Makeup giant Maybelline has a newsletter of sorts in which consumers answer a few questions and get tips on choosing products most suitable for their look. An Asian-Canadian blogger who uses the moniker Rasilla was happy enough to answer Maybelline's questions about her appearance. But after choosing "brown" for eye-color, Rasilla was asked to select the shape of her eyes. Her options? Close set, wide set, hooded, Asian, almond, down-turned, deep-set, prominent and centered. Let's backtrack for a moment. One of the options was Asian. That's right, Asian. Rasilla wasn't too pleased about this.
While my love for female-based rock music is well-documented and longstanding, even a fangirl like me can easily admit that riot grrrl and the punk scene more generally have long been a largely homogeneous affair, with a lack of racial diversity and inclusion among its iconic musicians and those who loved them.
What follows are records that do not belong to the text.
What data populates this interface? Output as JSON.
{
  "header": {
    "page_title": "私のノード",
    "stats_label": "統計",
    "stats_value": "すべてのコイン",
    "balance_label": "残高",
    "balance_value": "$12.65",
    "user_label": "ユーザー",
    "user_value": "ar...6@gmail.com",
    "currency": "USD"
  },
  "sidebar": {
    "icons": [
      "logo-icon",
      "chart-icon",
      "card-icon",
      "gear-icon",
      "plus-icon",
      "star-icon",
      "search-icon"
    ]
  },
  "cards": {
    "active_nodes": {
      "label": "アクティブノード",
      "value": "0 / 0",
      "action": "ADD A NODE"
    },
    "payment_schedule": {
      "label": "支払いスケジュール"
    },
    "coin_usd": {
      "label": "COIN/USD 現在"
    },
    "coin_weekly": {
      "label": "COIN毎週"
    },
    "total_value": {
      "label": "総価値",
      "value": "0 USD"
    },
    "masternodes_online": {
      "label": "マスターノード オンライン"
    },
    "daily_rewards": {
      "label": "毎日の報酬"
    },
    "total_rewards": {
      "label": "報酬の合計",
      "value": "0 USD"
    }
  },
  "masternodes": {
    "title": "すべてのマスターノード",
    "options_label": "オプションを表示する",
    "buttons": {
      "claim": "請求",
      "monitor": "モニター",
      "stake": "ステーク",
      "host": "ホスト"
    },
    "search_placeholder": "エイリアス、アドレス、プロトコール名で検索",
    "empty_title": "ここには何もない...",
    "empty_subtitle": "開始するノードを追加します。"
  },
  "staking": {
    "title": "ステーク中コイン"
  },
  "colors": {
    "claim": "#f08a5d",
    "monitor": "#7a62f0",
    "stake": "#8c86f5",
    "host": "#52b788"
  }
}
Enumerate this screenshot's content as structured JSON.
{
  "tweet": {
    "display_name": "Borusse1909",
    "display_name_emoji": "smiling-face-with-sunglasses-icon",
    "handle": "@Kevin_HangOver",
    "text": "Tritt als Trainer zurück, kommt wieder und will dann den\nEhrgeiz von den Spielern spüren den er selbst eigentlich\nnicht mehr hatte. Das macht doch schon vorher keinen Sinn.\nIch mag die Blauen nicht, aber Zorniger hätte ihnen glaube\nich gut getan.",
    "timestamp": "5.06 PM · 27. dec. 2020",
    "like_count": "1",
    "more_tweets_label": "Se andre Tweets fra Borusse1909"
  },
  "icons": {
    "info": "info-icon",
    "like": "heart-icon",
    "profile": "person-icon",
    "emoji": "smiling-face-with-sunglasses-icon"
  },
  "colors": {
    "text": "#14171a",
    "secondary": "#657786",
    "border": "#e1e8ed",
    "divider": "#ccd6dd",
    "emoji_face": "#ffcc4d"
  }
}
Partially inspired by Black History Month and partially by Beyonce's rendition of Alanis Morissette's classic at the most recent Grammy's (skip to 3:10 in the video), I wanted to showcase some women who defied narrow expectations and produced amazing music.
People often think about vegetarianism or veganism as an ethical framework or intentional life choice, but in her new book, Why We Love Dogs, Eat Pigs, and Wear Cows: An Introduction to Carnism, Dr. Melanie Joy posits that eating meat comes from the same type of belief system. Dr. Joy, a professor and psychologist who works to promote empowering relationships between humans, animals, and the earth, spoke with me at length last week, and our talk is split into two parts here this week.
Before I started writing about women's reproductive health, I'd pretty much resigned myself to being a film journalist for life. All the free movies, premieres and parties were a lot of fun, but I was beginning to think that my choice to give a film five stars or one star was being unfairly swayed by whether the complimentary pastry was stale or if the air conditioning was turned up too high.
If you've yet to read Ishamel Reed's editorial "Fade to White" in the New York Times about Precious, get to it post-haste! In the piece, Reed makes some excellent points about portrayals of black men in popular culture and why the film has received such a favorable reception from whites but been met with resistance in the black community.
Claire Danes is starring in a new HBO movie premiering tonight based on the life's work of animal scientist, livestock consultant, inventor, and writer Dr. Temple Grandin. In the past, I've said that Grandin's work might bring people closer to understanding animals as sentient beings, deserving of our compassion and protection. But maybe I was wrong.
Blogging as Ink-Stained Amazon on the Bitch blogs, Jennifer Stuller took on Barbarella, Lois Lane, and Tura Satana with her blog Grrl on Film. With her new book, Ink-Stained Amazons and Cinematic Warriors: Superwomen in Modern Mythology, released a few days ago, you can find even more on kick-ass women in popular culture. Read on for my interview with Jennifer about her new book, the cyclical nature of representation in pop culture, the women behind the superwomen, and future plans.
The latest Bitch podcast is up, and corresponds to our Art/See issue. You'll hear from Ann Fox and Jessica Cooley, who have curated two art shows addressing disability, an interview with a young artist who sculpts sound, an interview with gay marriage advocate and author Audrey Bilger, an excerpt from our art and activist round-up, and then some! Plus, music by Emily Lacy. You can stream the audio below, or subscribe to all of Bitch Radio via iTunes. Extended interviews can be found atbitchmedia.org/audio. Transcript available for download
Podcast script after the jump.